---- INPUT DATA
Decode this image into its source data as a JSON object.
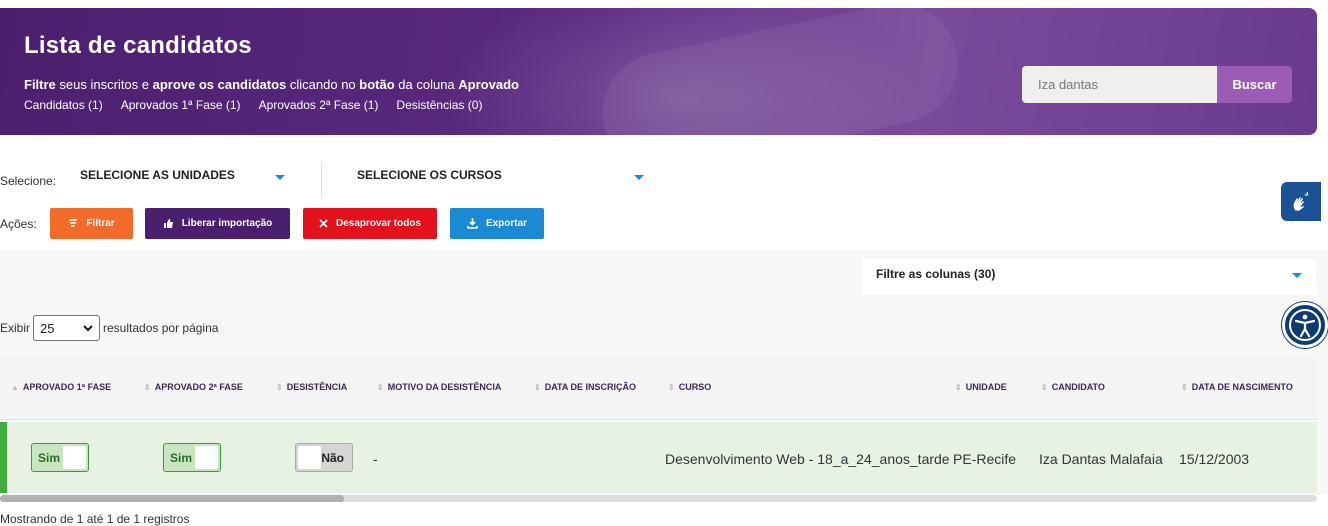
{
  "header": {
    "title": "Lista de candidatos",
    "sub_parts": [
      "Filtre",
      " seus inscritos e ",
      "aprove os candidatos",
      " clicando no ",
      "botão",
      " da coluna ",
      "Aprovado"
    ],
    "counts": [
      "Candidatos (1)",
      "Aprovados 1ª Fase (1)",
      "Aprovados 2ª Fase (1)",
      "Desistências (0)"
    ],
    "search_value": "Iza dantas",
    "search_button": "Buscar"
  },
  "filters": {
    "select_label": "Selecione:",
    "units_dropdown": "SELECIONE AS UNIDADES",
    "courses_dropdown": "SELECIONE OS CURSOS",
    "actions_label": "Ações:",
    "actions": [
      {
        "label": "Filtrar",
        "color": "#f26b2b",
        "icon": "filter-icon"
      },
      {
        "label": "Liberar importação",
        "color": "#4a1f6e",
        "icon": "thumbs-up-icon"
      },
      {
        "label": "Desaprovar todos",
        "color": "#e3111b",
        "icon": "close-icon"
      },
      {
        "label": "Exportar",
        "color": "#1a8ad4",
        "icon": "download-icon"
      }
    ]
  },
  "columns_filter": "Filtre as colunas (30)",
  "pager": {
    "prefix": "Exibir",
    "value": "25",
    "suffix": "resultados por página"
  },
  "table": {
    "headers": [
      "APROVADO 1ª FASE",
      "APROVADO 2ª FASE",
      "DESISTÊNCIA",
      "MOTIVO DA DESISTÊNCIA",
      "DATA DE INSCRIÇÃO",
      "CURSO",
      "UNIDADE",
      "CANDIDATO",
      "DATA DE NASCIMENTO"
    ],
    "row": {
      "aprovado1": "Sim",
      "aprovado2": "Sim",
      "desistencia": "Não",
      "motivo": "-",
      "data_inscricao": "",
      "curso": "Desenvolvimento Web - 18_a_24_anos_tarde",
      "unidade": "PE-Recife",
      "candidato": "Iza Dantas Malafaia",
      "nascimento": "15/12/2003"
    }
  },
  "footer": "Mostrando de 1 até 1 de 1 registros",
  "colors": {
    "brand": "#5c2a82",
    "accent_green": "#3fae3f"
  }
}
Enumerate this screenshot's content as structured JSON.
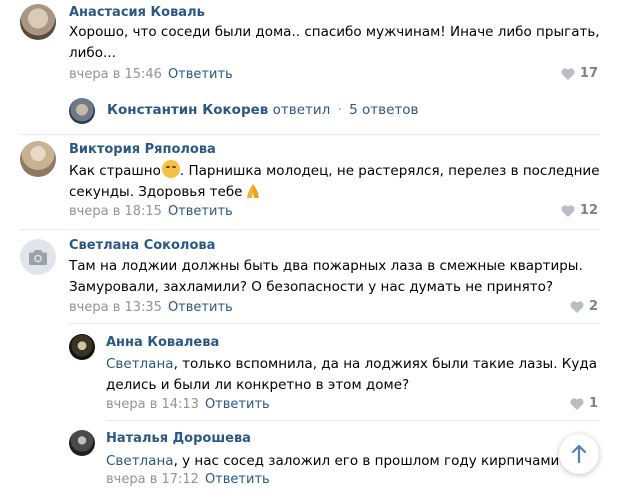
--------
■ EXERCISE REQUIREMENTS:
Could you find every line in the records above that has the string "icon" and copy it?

■ SOLUTION TO THIS PROBLEM:
        "icon": "filter-icon"
        "icon": "thumbs-up-icon"
        "icon": "close-icon"
        "icon": "download-icon"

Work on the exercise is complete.